## WORK ORDER
Set down all of the records exactly, leaving none out.

Records from a data source
+++++

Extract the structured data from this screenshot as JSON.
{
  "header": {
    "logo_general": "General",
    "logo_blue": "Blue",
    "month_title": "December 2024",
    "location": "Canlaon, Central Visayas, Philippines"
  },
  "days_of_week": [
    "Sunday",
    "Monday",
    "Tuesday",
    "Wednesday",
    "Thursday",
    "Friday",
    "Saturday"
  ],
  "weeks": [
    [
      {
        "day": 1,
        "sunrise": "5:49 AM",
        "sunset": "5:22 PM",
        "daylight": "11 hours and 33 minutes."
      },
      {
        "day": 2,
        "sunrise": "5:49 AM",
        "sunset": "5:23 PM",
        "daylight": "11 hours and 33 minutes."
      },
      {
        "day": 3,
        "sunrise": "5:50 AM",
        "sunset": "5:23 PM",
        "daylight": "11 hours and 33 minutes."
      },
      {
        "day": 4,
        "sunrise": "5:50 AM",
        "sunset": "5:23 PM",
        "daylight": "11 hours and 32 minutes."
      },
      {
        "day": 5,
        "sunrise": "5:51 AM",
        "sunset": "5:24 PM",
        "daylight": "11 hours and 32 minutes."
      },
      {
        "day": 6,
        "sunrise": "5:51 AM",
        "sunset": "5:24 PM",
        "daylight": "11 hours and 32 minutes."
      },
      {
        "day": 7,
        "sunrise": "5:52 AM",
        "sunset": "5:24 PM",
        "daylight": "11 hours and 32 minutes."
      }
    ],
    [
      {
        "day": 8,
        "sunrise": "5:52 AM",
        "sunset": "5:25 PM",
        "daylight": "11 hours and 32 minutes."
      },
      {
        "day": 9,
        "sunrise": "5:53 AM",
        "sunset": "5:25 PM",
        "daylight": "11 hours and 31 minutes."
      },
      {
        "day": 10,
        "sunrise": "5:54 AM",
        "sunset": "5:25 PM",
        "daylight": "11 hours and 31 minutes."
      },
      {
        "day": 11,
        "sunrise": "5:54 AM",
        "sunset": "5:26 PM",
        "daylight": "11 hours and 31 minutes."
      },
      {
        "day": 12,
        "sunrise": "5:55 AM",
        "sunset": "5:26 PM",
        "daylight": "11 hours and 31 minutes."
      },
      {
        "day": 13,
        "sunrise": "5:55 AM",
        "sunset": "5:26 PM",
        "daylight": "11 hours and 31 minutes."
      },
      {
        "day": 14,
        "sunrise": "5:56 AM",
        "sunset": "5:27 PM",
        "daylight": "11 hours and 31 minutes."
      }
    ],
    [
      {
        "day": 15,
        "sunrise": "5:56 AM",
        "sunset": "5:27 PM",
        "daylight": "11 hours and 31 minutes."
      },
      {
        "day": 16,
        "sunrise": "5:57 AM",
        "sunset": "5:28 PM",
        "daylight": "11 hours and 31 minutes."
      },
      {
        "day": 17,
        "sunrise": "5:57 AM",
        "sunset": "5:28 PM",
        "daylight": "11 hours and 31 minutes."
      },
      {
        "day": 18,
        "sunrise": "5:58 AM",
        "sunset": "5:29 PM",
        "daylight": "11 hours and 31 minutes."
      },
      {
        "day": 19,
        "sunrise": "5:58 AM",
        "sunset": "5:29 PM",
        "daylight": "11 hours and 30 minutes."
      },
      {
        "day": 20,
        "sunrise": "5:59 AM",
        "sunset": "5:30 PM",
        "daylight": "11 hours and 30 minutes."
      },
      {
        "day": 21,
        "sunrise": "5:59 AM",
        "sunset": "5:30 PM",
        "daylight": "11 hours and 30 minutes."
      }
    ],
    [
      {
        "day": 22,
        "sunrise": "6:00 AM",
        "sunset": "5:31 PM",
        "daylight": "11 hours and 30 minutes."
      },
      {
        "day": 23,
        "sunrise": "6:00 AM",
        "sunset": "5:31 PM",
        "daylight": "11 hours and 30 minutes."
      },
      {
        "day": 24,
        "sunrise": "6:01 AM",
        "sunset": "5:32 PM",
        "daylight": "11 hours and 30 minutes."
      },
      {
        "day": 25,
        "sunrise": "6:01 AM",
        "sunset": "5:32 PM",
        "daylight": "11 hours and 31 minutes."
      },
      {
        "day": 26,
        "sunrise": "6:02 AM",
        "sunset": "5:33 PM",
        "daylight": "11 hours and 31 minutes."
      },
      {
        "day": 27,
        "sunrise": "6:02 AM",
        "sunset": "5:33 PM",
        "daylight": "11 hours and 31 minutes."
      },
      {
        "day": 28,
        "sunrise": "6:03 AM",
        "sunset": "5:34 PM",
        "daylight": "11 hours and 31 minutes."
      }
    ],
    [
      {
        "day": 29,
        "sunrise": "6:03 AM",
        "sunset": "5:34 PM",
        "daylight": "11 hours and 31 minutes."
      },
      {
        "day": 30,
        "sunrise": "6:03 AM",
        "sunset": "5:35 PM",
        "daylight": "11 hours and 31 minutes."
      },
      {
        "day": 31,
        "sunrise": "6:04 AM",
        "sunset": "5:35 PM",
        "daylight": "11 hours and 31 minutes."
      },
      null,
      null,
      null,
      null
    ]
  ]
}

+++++

## EXERCISE RESPONSE
Extract the structured data from this screenshot as JSON.
{
  "header": {
    "logo_general": "General",
    "logo_blue": "Blue",
    "month_title": "December 2024",
    "location": "Canlaon, Central Visayas, Philippines"
  },
  "days_of_week": [
    "Sunday",
    "Monday",
    "Tuesday",
    "Wednesday",
    "Thursday",
    "Friday",
    "Saturday"
  ],
  "weeks": [
    [
      {
        "day": 1,
        "sunrise": "5:49 AM",
        "sunset": "5:22 PM",
        "daylight": "11 hours and 33 minutes."
      },
      {
        "day": 2,
        "sunrise": "5:49 AM",
        "sunset": "5:23 PM",
        "daylight": "11 hours and 33 minutes."
      },
      {
        "day": 3,
        "sunrise": "5:50 AM",
        "sunset": "5:23 PM",
        "daylight": "11 hours and 33 minutes."
      },
      {
        "day": 4,
        "sunrise": "5:50 AM",
        "sunset": "5:23 PM",
        "daylight": "11 hours and 32 minutes."
      },
      {
        "day": 5,
        "sunrise": "5:51 AM",
        "sunset": "5:24 PM",
        "daylight": "11 hours and 32 minutes."
      },
      {
        "day": 6,
        "sunrise": "5:51 AM",
        "sunset": "5:24 PM",
        "daylight": "11 hours and 32 minutes."
      },
      {
        "day": 7,
        "sunrise": "5:52 AM",
        "sunset": "5:24 PM",
        "daylight": "11 hours and 32 minutes."
      }
    ],
    [
      {
        "day": 8,
        "sunrise": "5:52 AM",
        "sunset": "5:25 PM",
        "daylight": "11 hours and 32 minutes."
      },
      {
        "day": 9,
        "sunrise": "5:53 AM",
        "sunset": "5:25 PM",
        "daylight": "11 hours and 31 minutes."
      },
      {
        "day": 10,
        "sunrise": "5:54 AM",
        "sunset": "5:25 PM",
        "daylight": "11 hours and 31 minutes."
      },
      {
        "day": 11,
        "sunrise": "5:54 AM",
        "sunset": "5:26 PM",
        "daylight": "11 hours and 31 minutes."
      },
      {
        "day": 12,
        "sunrise": "5:55 AM",
        "sunset": "5:26 PM",
        "daylight": "11 hours and 31 minutes."
      },
      {
        "day": 13,
        "sunrise": "5:55 AM",
        "sunset": "5:26 PM",
        "daylight": "11 hours and 31 minutes."
      },
      {
        "day": 14,
        "sunrise": "5:56 AM",
        "sunset": "5:27 PM",
        "daylight": "11 hours and 31 minutes."
      }
    ],
    [
      {
        "day": 15,
        "sunrise": "5:56 AM",
        "sunset": "5:27 PM",
        "daylight": "11 hours and 31 minutes."
      },
      {
        "day": 16,
        "sunrise": "5:57 AM",
        "sunset": "5:28 PM",
        "daylight": "11 hours and 31 minutes."
      },
      {
        "day": 17,
        "sunrise": "5:57 AM",
        "sunset": "5:28 PM",
        "daylight": "11 hours and 31 minutes."
      },
      {
        "day": 18,
        "sunrise": "5:58 AM",
        "sunset": "5:29 PM",
        "daylight": "11 hours and 31 minutes."
      },
      {
        "day": 19,
        "sunrise": "5:58 AM",
        "sunset": "5:29 PM",
        "daylight": "11 hours and 30 minutes."
      },
      {
        "day": 20,
        "sunrise": "5:59 AM",
        "sunset": "5:30 PM",
        "daylight": "11 hours and 30 minutes."
      },
      {
        "day": 21,
        "sunrise": "5:59 AM",
        "sunset": "5:30 PM",
        "daylight": "11 hours and 30 minutes."
      }
    ],
    [
      {
        "day": 22,
        "sunrise": "6:00 AM",
        "sunset": "5:31 PM",
        "daylight": "11 hours and 30 minutes."
      },
      {
        "day": 23,
        "sunrise": "6:00 AM",
        "sunset": "5:31 PM",
        "daylight": "11 hours and 30 minutes."
      },
      {
        "day": 24,
        "sunrise": "6:01 AM",
        "sunset": "5:32 PM",
        "daylight": "11 hours and 30 minutes."
      },
      {
        "day": 25,
        "sunrise": "6:01 AM",
        "sunset": "5:32 PM",
        "daylight": "11 hours and 31 minutes."
      },
      {
        "day": 26,
        "sunrise": "6:02 AM",
        "sunset": "5:33 PM",
        "daylight": "11 hours and 31 minutes."
      },
      {
        "day": 27,
        "sunrise": "6:02 AM",
        "sunset": "5:33 PM",
        "daylight": "11 hours and 31 minutes."
      },
      {
        "day": 28,
        "sunrise": "6:03 AM",
        "sunset": "5:34 PM",
        "daylight": "11 hours and 31 minutes."
      }
    ],
    [
      {
        "day": 29,
        "sunrise": "6:03 AM",
        "sunset": "5:34 PM",
        "daylight": "11 hours and 31 minutes."
      },
      {
        "day": 30,
        "sunrise": "6:03 AM",
        "sunset": "5:35 PM",
        "daylight": "11 hours and 31 minutes."
      },
      {
        "day": 31,
        "sunrise": "6:04 AM",
        "sunset": "5:35 PM",
        "daylight": "11 hours and 31 minutes."
      },
      null,
      null,
      null,
      null
    ]
  ]
}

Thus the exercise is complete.